Projected 2070 South Korea Population: Sharp Decline

South Korea Population

South Korea population is expected to drop 27% by 2070, from 52 million to 38 million. This disturbing trend is fueled by younger generations delaying or forgoing marriage.

According to the South Korean Statistics Agency, there were 192,000 weddings in 2022, down from 295,000 in 1970. South Koreans are hesitant to marry and have children due to rising housing, child-rearing, and young unemployment costs.

One in three 25-49-year-old South Korean women and nearly half of males are single. These demographic trends contrast with the world population’s 28% growth from present to 2070. The population of South Korea is expected to shrink by 27%.

This article examines South Korea’s dropping birth rates and changing social norms that have delayed weddings and family planning.

The Marriage Problem in South Korea Population

The shifting priorities and circumstances of South Korea population have been lowering marriage rates. Only 192,000 weddings occurred in 2022, compared to 295,000 in 1970. From 1970 to 2022, the crude marriage rate fell from 5.5 to 3.7 per 1,000 people.

The average first marriage age for men and women is 33.7 and 31.3 years. 17.2% of married women 15-54 experienced career disruptions. The main causes of employment interruptions were childcare (42.7 percent), marriage (26.3 percent), and pregnancy and delivery (22.8 percent).

Fertility at Record Low

In 2022, South Korea’s total fertility rate dropped to a historic low of 0.78. This is a considerable reduction from 1.30 in 2012 and below the 2.10 replacement rate needed to maintain population levels.

Demographic trends impact South Korea’s labour, economy, and social welfare. The government must deal with an ageing population, a diminishing workforce, and rising senior care and assistance needs.

South Korea Population Decline: Current Data

Around 51.7 million people live in South Korea in 2021. This is down from 51.8 million in 2020. These tiny changes highlight South Korea’s worrisome population loss.

Reasons for Late Marriages and Low Birth Rates

South Korea population delayed marriages and low birth rates are caused by several factors:

  1. Economic Pressures: The high expense of housing, schooling, and childcare has stopped many young South Koreans from beginning kids.
  2. Career Concerns: Career-focused people put work before family.
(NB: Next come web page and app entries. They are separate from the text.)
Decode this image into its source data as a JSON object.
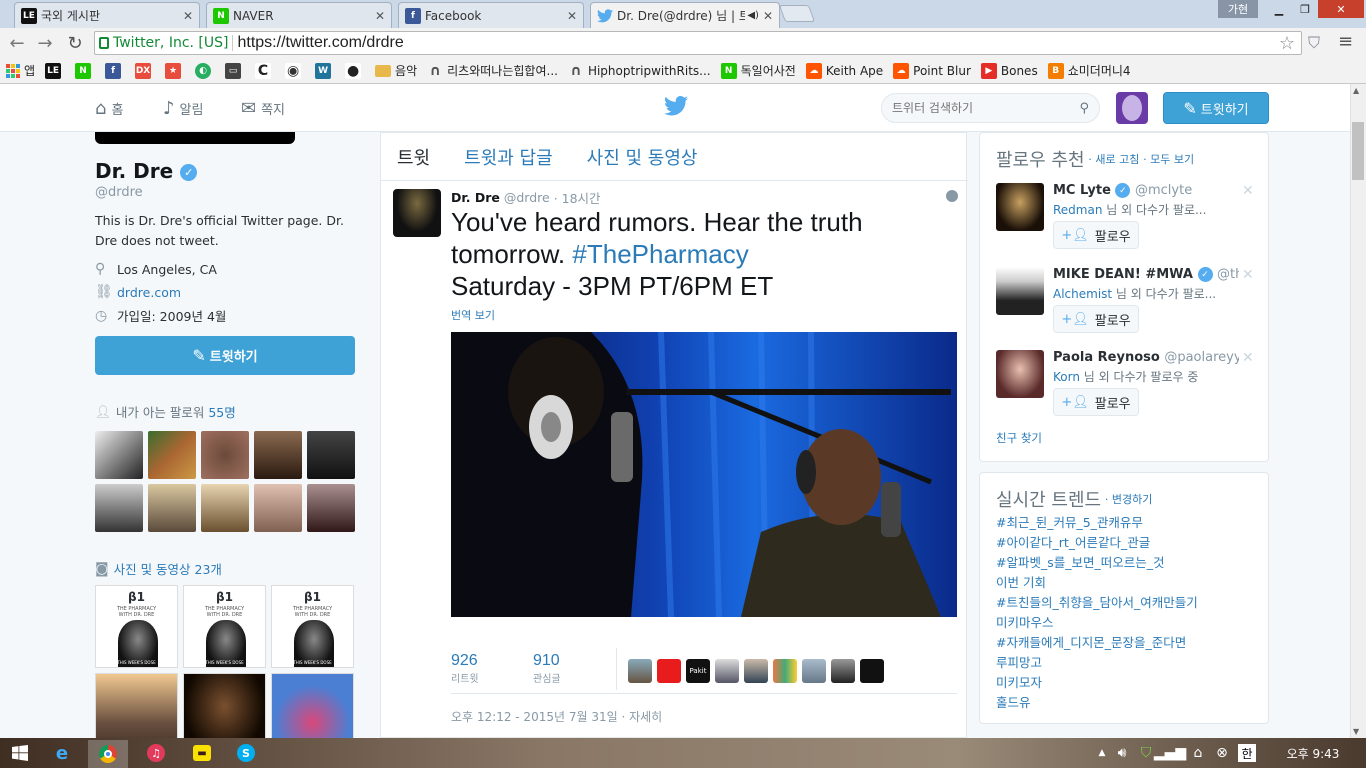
{
  "browser": {
    "tabs": [
      {
        "label": "국외 게시판",
        "icon": "LE"
      },
      {
        "label": "NAVER",
        "icon": "N"
      },
      {
        "label": "Facebook",
        "icon": "f"
      },
      {
        "label": "Dr. Dre(@drdre) 님 | 트",
        "icon": "twitter"
      }
    ],
    "profile": "가현",
    "ev_label": "Twitter, Inc. [US]",
    "url": "https://twitter.com/drdre",
    "bookmarks": [
      {
        "label": "앱",
        "color": "#c0392b"
      },
      {
        "label": "",
        "color": "#111111",
        "icon": "LE"
      },
      {
        "label": "",
        "color": "#1ec800",
        "icon": "N"
      },
      {
        "label": "",
        "color": "#3b5998",
        "icon": "f"
      },
      {
        "label": "",
        "color": "#e74c3c",
        "icon": "DX"
      },
      {
        "label": "",
        "color": "#e74c3c",
        "icon": "★"
      },
      {
        "label": "",
        "color": "#27ae60",
        "icon": "◐"
      },
      {
        "label": "",
        "color": "#444444",
        "icon": "▭"
      },
      {
        "label": "",
        "color": "#222222",
        "icon": "C"
      },
      {
        "label": "",
        "color": "#333333",
        "icon": "◉"
      },
      {
        "label": "",
        "color": "#21759b",
        "icon": "W"
      },
      {
        "label": "",
        "color": "#222222",
        "icon": "●"
      },
      {
        "label": "음악",
        "color": "#e8b84a",
        "icon": "folder"
      },
      {
        "label": "리츠와떠나는힙합여...",
        "color": "#555555",
        "icon": "∩"
      },
      {
        "label": "HiphoptripwithRits...",
        "color": "#555555",
        "icon": "∩"
      },
      {
        "label": "독일어사전",
        "color": "#1ec800",
        "icon": "N"
      },
      {
        "label": "Keith Ape",
        "color": "#ff5500",
        "icon": "☁"
      },
      {
        "label": "Point Blur",
        "color": "#ff5500",
        "icon": "☁"
      },
      {
        "label": "Bones",
        "color": "#e52d27",
        "icon": "▶"
      },
      {
        "label": "쇼미더머니4",
        "color": "#f57d00",
        "icon": "B"
      }
    ]
  },
  "nav": {
    "home": "홈",
    "notifications": "알림",
    "messages": "쪽지",
    "search_placeholder": "트위터 검색하기",
    "tweet_button": "트윗하기"
  },
  "profile": {
    "name": "Dr. Dre",
    "handle": "@drdre",
    "bio": "This is Dr. Dre's official Twitter page. Dr. Dre does not tweet.",
    "location": "Los Angeles, CA",
    "website": "drdre.com",
    "joined": "가입일: 2009년 4월",
    "tweet_button": "트윗하기",
    "followers_you_know_label": "내가 아는 팔로워",
    "followers_you_know_count": "55명",
    "media_label": "사진 및 동영상",
    "media_count": "23개",
    "media_card_title": "THE PHARMACY\nWITH DR. DRE",
    "media_card_sub": "THIS WEEK'S DOSE",
    "media_card_logo": "β1"
  },
  "timeline": {
    "tabs": [
      "트윗",
      "트윗과 답글",
      "사진 및 동영상"
    ],
    "tweet": {
      "author": "Dr. Dre",
      "handle": "@drdre",
      "time": "· 18시간",
      "text_line1": "You've heard rumors. Hear the truth",
      "text_line2": "tomorrow.",
      "hashtag": "#ThePharmacy",
      "text_line3": "Saturday - 3PM PT/6PM ET",
      "translate": "번역 보기",
      "retweets": "926",
      "retweets_label": "리트윗",
      "favorites": "910",
      "favorites_label": "관심글",
      "favoriter_avatars": [
        "Pakit"
      ],
      "timestamp": "오후 12:12 - 2015년 7월 31일 · 자세히"
    }
  },
  "who_to_follow": {
    "title": "팔로우 추천",
    "refresh": "· 새로 고침",
    "view_all": "· 모두 보기",
    "follow_label": "팔로우",
    "items": [
      {
        "name": "MC Lyte",
        "handle": "@mclyte",
        "via": "Redman",
        "sub_suffix": " 님 외 다수가 팔로..."
      },
      {
        "name": "MIKE DEAN! #MWA",
        "handle": "@th...",
        "via": "Alchemist",
        "sub_suffix": " 님 외 다수가 팔로..."
      },
      {
        "name": "Paola Reynoso",
        "handle": "@paolareyy",
        "via": "Korn",
        "sub_suffix": " 님 외 다수가 팔로우 중"
      }
    ],
    "find_friends": "친구 찾기"
  },
  "trends": {
    "title": "실시간 트렌드",
    "change": "· 변경하기",
    "items": [
      "#최근_뒨_커뮤_5_관캐유무",
      "#아이같다_rt_어른같다_관글",
      "#알파벳_s를_보면_떠오르는_것",
      "이번 기회",
      "#트친들의_취향을_담아서_여캐만들기",
      "미키마우스",
      "#자캐들에게_디지몬_문장을_준다면",
      "루피망고",
      "미키모자",
      "홀드유"
    ]
  },
  "taskbar": {
    "clock": "오후 9:43",
    "ime": "한"
  },
  "colors": {
    "twitter_blue": "#55acee",
    "link": "#2b7bb9",
    "tweet_button": "#3ea2d6",
    "verified": "#55acee"
  }
}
Long hours and employment uncertainty might also deter family planning.
  3. Gender Roles: South Korean society still values gender roles and family obligations. Many women struggle to balance work and family, therefore some choose careers.
  4. Demanding Lifestyles: South Koreans’ fast-paced metropolitan lifestyles leave little time for families. Finding a work-life balance for parenting is difficult.
  5. Youth Unemployment: High youth unemployment, especially among college graduates, discourages young couples from marrying and having children.
  6. Changing Attitudes: More South Koreans are rejecting conventional marriage and family values. Personal growth, travel, and freedom may trump early marriage.
  7. Social Pressures: Marriage and parenthood expectations and judgements can increase stress and deter people from seeking them.

Government Interventions

The South Korean government recognises the importance of demographic issues. Several programmes and activities promote family formation and birth rates:

  1. Financial Support: Multi-child households receive monetary awards and tax perks.
  2. Parental Leave: New parents benefit from work stability and economic assistance from improved parental leave regulations.
  3. Affordable and high-quality childcare services are needed to help working parents.
  4. Housing: Affordable housing programmes help young couples with housing issues.
  5. Education: Awareness and education programmes support family life and encourage marriage and motherhood.


Slowing birth rates and delayed marriages pose difficult issues for South Korea population future. Economic demands, job worries, changing gender roles, and changing cultural attitudes contribute to these trends, but the government’s proactive support for families and family planning can reverse the population decrease.

Demographic changes in South Korea highlight the need for a comprehensive strategy that addresses economic, social, cultural, and attitudinal trends that affect marriage and family decisions. South Korea’s demographic stability depends on balancing work and life and minimising young couples’ financial pressures.